Neutral Hit angled up (Special): a fantastic weapon that can loop on all maps and be used to annoy the opponent.
Neutral Hit angled down (normal, grounded): Usually used to grab enemies who did not pay attention during the attack, which can be supplemented by the use of smash.
Neutral Hit angled down (special, airborne): a great way to follow a special that can sometimes catch eager opponents or be used to mix up after you land.
Smash (Special): It’s still a good tool, as the angle won’t change as long as you keep the stick in a neutral position. Usually used to confuse opponents, because the angle can be changed on a Smash (Special) but not on a regular Smash.
Spike (Special): In some situations, it can be used to catch opponents who are afraid of angled balls.
Spike (Special, Back): an incredibly interesting tool that can be buoyed and used to carry on the harassment and pressure of his special.

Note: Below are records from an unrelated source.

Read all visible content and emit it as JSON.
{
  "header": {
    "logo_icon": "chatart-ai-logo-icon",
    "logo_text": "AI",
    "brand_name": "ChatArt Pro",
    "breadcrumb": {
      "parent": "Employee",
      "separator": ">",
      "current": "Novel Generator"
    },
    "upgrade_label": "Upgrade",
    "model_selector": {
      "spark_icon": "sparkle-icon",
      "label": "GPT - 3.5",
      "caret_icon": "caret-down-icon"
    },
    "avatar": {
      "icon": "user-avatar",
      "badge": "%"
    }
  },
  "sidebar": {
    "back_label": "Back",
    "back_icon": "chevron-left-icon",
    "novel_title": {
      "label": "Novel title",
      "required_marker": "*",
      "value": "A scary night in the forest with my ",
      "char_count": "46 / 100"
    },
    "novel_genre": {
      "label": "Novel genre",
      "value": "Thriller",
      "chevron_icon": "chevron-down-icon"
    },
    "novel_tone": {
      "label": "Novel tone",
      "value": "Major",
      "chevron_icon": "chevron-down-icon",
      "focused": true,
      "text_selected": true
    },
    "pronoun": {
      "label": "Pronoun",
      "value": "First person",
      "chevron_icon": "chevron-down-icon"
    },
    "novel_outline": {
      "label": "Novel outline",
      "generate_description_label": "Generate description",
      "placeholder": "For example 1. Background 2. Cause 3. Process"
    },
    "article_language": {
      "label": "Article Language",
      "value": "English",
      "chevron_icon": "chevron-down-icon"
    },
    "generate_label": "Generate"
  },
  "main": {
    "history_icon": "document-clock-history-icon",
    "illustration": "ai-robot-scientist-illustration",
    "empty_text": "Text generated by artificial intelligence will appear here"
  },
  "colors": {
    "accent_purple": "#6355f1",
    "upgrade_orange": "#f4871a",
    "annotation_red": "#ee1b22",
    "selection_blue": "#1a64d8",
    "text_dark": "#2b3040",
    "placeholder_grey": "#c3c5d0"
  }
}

III. Playstyle and Gameplan (Small additional point)
This is a section that I don’t think needs to be made, but I’m expected to set some thoughts and provoke some inspiration.
On my view, Candyman needs to get a super early burst to make his late burst very effective. With the options and angles available from a neutral hit in the air, the only thing that makes him frighten is that his ability to use his special is something that the opponent will have to react to. This leads to Candyman having a good game of punishment and taking off the opponent’s stock.
It’s not worth the time to burst early so as not to hit the ball and lose out on all that chance, especially in scenarios where you accidentally (or not) break the ball in late burst and get punished for using a predictable 3-meter angle and no possibility for a mix-up.
That being said, Candyman, in my opinion, is not a good character unless he can infiltrate and receive the ball from a player who is in control of it.
IV. Special attributes and Up Angle Loops (Fun Part)
Now you’ve seen what Candyman’s movements do, and you know when to use his trick, so you’re just not sure how to follow up. Hell, even how to predict where the ball’s going to be.
First, realize that if you’re doing a smash, you can change the angle of the ball. This makes Candyman break an incredible late burst option. If you’re shattering, and you want a ball to go straight, then you’ve got to hold on.
Second, imagine that every stage is a grid.
That should make the follow-up a bit smoother if you don’t have the time or if you’re not in the correct place to use them up angle loop.
Second, what’s the heck is an angle loop? I’m pleased I am asking.
An up angle loop is a way that Candyman can use the stage’s different characteristics to constantly strike his special and make the strain a breeze. There are four different phase classifications that I have created. Switch, Replace, JumpHit, and the Police Department.
Loop is made up of Candyman’s cell, the Subway Train, the Paradise Field, and the Pool. These are stages that will return to their original position when you use angled hits. It ensures that Candyman will line up to strike his ball again by being in the same position as he was.
Alternate consists of the rocky arena of the first game (don’t know what the name is) and the Sewers. These are the points where you’re going to have to turn between the left and the right sides to get the circle.
JumpHit consists of the Elevator and the Switchbot Plant. These are the areas where you have to leap to get a second hit so you can either start using the double leap or lean down to reset the ball.
Police are the police car level, so they are in their own division. To make a loop on this diagram, you need to hop twice as far as you want to angle down to get the loop correct. This means that if you’re going to be able to reach this level, you will. I’ve just been able to JumpHit in some situations, so it might require some more precise timing and positioning. It will not loop properly, either, if you just want to JumpHit, but sometimes you have to do what you have to do.
I’ve been practicing these loops all the time in training mode, they’re nifty ways to remember how to track up your angle attacks and become muscle memory over time. This should make it easier to adapt and create more fascinating trends for your Jawbreaker.